### What needs to be done
Filter the records below and copy every line containing the word "right".

### Source data
★ ★ ★

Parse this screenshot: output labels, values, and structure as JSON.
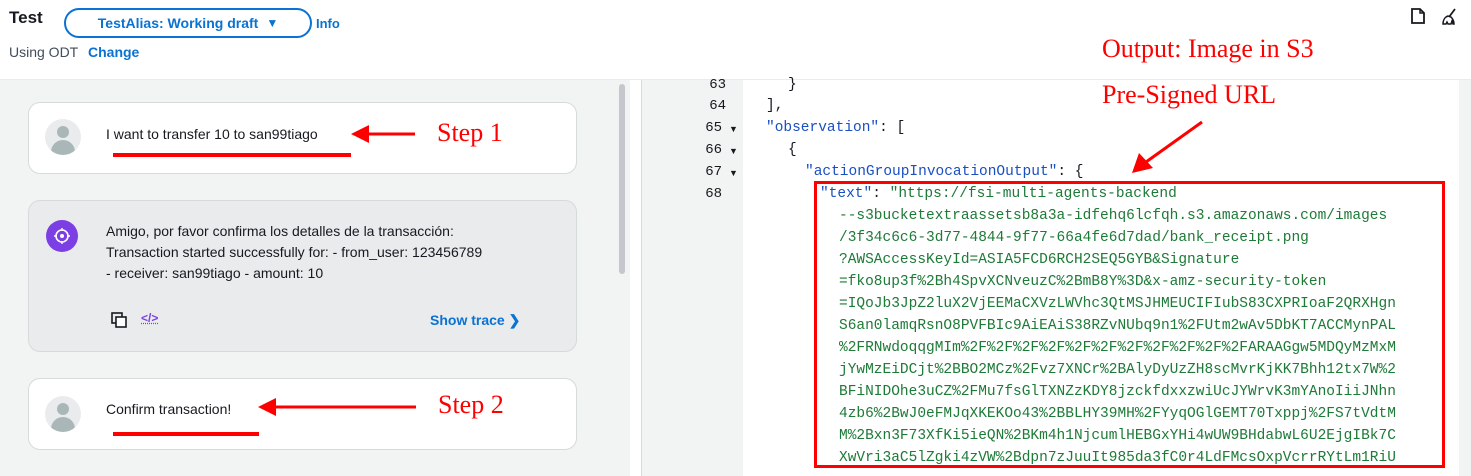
{
  "header": {
    "title": "Test",
    "alias_label": "TestAlias: Working draft",
    "info_label": "Info",
    "odt_text": "Using ODT",
    "odt_link": "Change"
  },
  "chat": {
    "messages": [
      {
        "role": "user",
        "text": "I want to transfer 10 to san99tiago"
      },
      {
        "role": "agent",
        "lines": [
          "Amigo, por favor confirma los detalles de la transacción:",
          "Transaction started successfully for: - from_user: 123456789",
          "- receiver: san99tiago - amount: 10"
        ],
        "show_trace_label": "Show trace"
      },
      {
        "role": "user",
        "text": "Confirm transaction!"
      }
    ]
  },
  "annotations": {
    "step1": "Step 1",
    "step2": "Step 2",
    "output_line1": "Output: Image in S3",
    "output_line2": "Pre-Signed URL"
  },
  "code": {
    "line_numbers": [
      "63",
      "64",
      "65",
      "66",
      "67",
      "68"
    ],
    "line_63": "}",
    "line_64": "],",
    "line_65_key": "\"observation\"",
    "line_65_rest": ": [",
    "line_66": "{",
    "line_67_key": "\"actionGroupInvocationOutput\"",
    "line_67_rest": ": {",
    "line_68_key": "\"text\"",
    "line_68_rest": ": ",
    "url_lines": [
      "\"https://fsi-multi-agents-backend",
      "--s3bucketextraassetsb8a3a-idfehq6lcfqh.s3.amazonaws.com/images",
      "/3f34c6c6-3d77-4844-9f77-66a4fe6d7dad/bank_receipt.png",
      "?AWSAccessKeyId=ASIA5FCD6RCH2SEQ5GYB&Signature",
      "=fko8up3f%2Bh4SpvXCNveuzC%2BmB8Y%3D&x-amz-security-token",
      "=IQoJb3JpZ2luX2VjEEMaCXVzLWVhc3QtMSJHMEUCIFIubS83CXPRIoaF2QRXHgn",
      "S6an0lamqRsnO8PVFBIc9AiEAiS38RZvNUbq9n1%2FUtm2wAv5DbKT7ACCMynPAL",
      "%2FRNwdoqqgMIm%2F%2F%2F%2F%2F%2F%2F%2F%2F%2F%2FARAAGgw5MDQyMzMxM",
      "jYwMzEiDCjt%2BBO2MCz%2Fvz7XNCr%2BAlyDyUzZH8scMvrKjKK7Bhh12tx7W%2",
      "BFiNIDOhe3uCZ%2FMu7fsGlTXNZzKDY8jzckfdxxzwiUcJYWrvK3mYAnoIiiJNhn",
      "4zb6%2BwJ0eFMJqXKEKOo43%2BBLHY39MH%2FYyqOGlGEMT70Txppj%2FS7tVdtM",
      "M%2Bxn3F73XfKi5ieQN%2BKm4h1NjcumlHEBGxYHi4wUW9BHdabwL6U2EjgIBk7C",
      "XwVri3aC5lZgki4zVW%2Bdpn7zJuuIt985da3fC0r4LdFMcsOxpVcrrRYtLm1RiU"
    ]
  }
}
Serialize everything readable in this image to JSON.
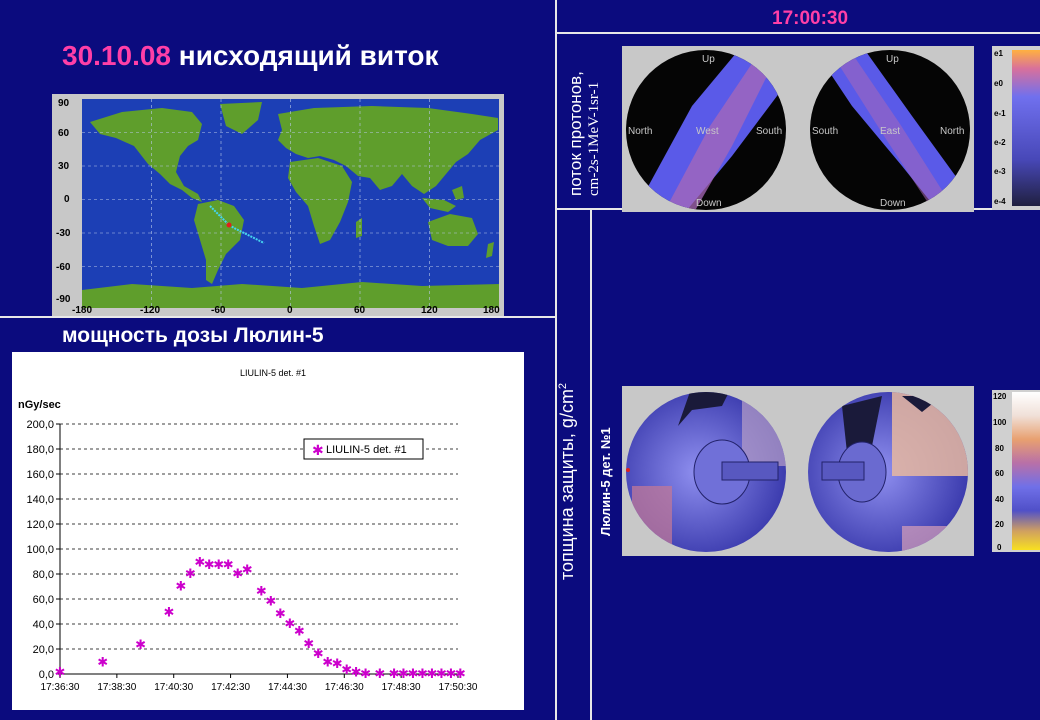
{
  "header": {
    "date": "30.10.08",
    "title_rest": "нисходящий виток",
    "time": "17:00:30"
  },
  "labels": {
    "proton_flux_line1": "поток протонов,",
    "proton_flux_line2": "cm-2s-1MeV-1sr-1",
    "shielding": "топщина защиты, g/cm",
    "shielding_sup": "2",
    "detector": "Люлин-5 дет. №1",
    "dose_rate_title": "мощность дозы Люлин-5"
  },
  "world_map": {
    "lat_ticks": [
      "90",
      "60",
      "30",
      "0",
      "-30",
      "-60",
      "-90"
    ],
    "lon_ticks": [
      "-180",
      "-120",
      "-60",
      "0",
      "60",
      "120",
      "180"
    ],
    "colors": {
      "ocean": "#1c3fb5",
      "land": "#5f9e2c",
      "track": "#45d5f0",
      "marker": "#e0201c"
    }
  },
  "proton_flux_spheres": {
    "left": {
      "up": "Up",
      "down": "Down",
      "left": "North",
      "center": "West",
      "right": "South"
    },
    "right": {
      "up": "Up",
      "down": "Down",
      "left": "South",
      "center": "East",
      "right": "North"
    },
    "scale": [
      "e1",
      "e0",
      "e-1",
      "e-2",
      "e-3",
      "e-4"
    ]
  },
  "shielding_spheres": {
    "scale": [
      "120",
      "100",
      "80",
      "60",
      "40",
      "20",
      "0"
    ]
  },
  "chart_data": {
    "type": "scatter",
    "title": "LIULIN-5 det. #1",
    "ylabel": "nGy/sec",
    "xlabel": "",
    "ylim": [
      0,
      200
    ],
    "yticks": [
      "200,0",
      "180,0",
      "160,0",
      "140,0",
      "120,0",
      "100,0",
      "80,0",
      "60,0",
      "40,0",
      "20,0",
      "0,0"
    ],
    "xticks": [
      "17:36:30",
      "17:38:30",
      "17:40:30",
      "17:42:30",
      "17:44:30",
      "17:46:30",
      "17:48:30",
      "17:50:30"
    ],
    "grid": true,
    "legend_position": "top-right",
    "marker_color": "#cc00cc",
    "series": [
      {
        "name": "LIULIN-5 det. #1",
        "points": [
          [
            "17:36:30",
            2
          ],
          [
            "17:38:00",
            10
          ],
          [
            "17:39:20",
            24
          ],
          [
            "17:40:20",
            50
          ],
          [
            "17:40:45",
            71
          ],
          [
            "17:41:05",
            81
          ],
          [
            "17:41:25",
            90
          ],
          [
            "17:41:45",
            88
          ],
          [
            "17:42:05",
            88
          ],
          [
            "17:42:25",
            88
          ],
          [
            "17:42:45",
            81
          ],
          [
            "17:43:05",
            84
          ],
          [
            "17:43:35",
            67
          ],
          [
            "17:43:55",
            59
          ],
          [
            "17:44:15",
            49
          ],
          [
            "17:44:35",
            41
          ],
          [
            "17:44:55",
            35
          ],
          [
            "17:45:15",
            25
          ],
          [
            "17:45:35",
            17
          ],
          [
            "17:45:55",
            10
          ],
          [
            "17:46:15",
            9
          ],
          [
            "17:46:35",
            4
          ],
          [
            "17:46:55",
            2
          ],
          [
            "17:47:15",
            1
          ],
          [
            "17:47:45",
            1
          ],
          [
            "17:48:15",
            1
          ],
          [
            "17:48:35",
            1
          ],
          [
            "17:48:55",
            1
          ],
          [
            "17:49:15",
            1
          ],
          [
            "17:49:35",
            1
          ],
          [
            "17:49:55",
            1
          ],
          [
            "17:50:15",
            1
          ],
          [
            "17:50:35",
            1
          ]
        ]
      }
    ]
  }
}
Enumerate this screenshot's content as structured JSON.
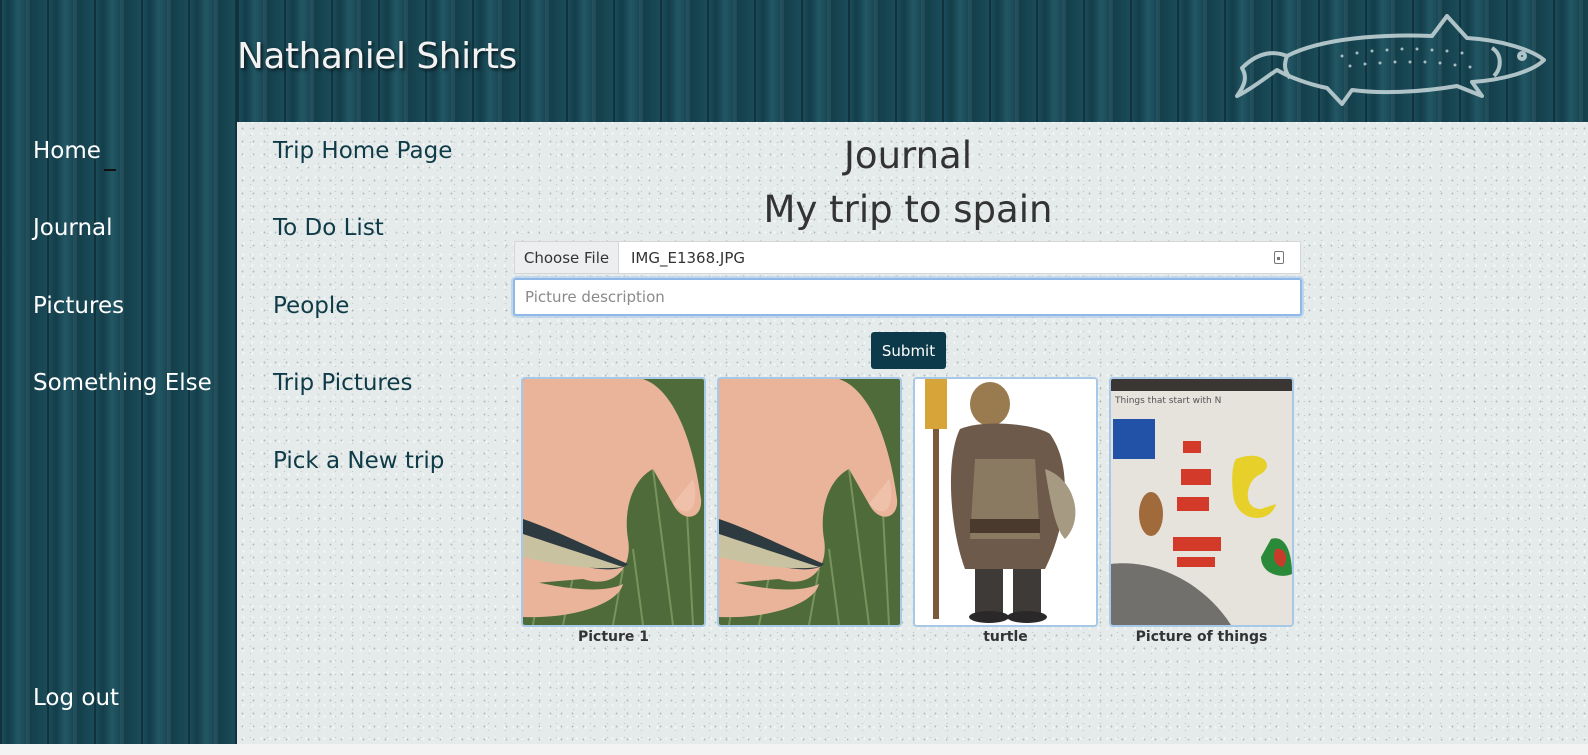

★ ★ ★

### Result of this exercise
      "right": "South"
    "right": {
      "right": "North"
    "legend_position": "top-right",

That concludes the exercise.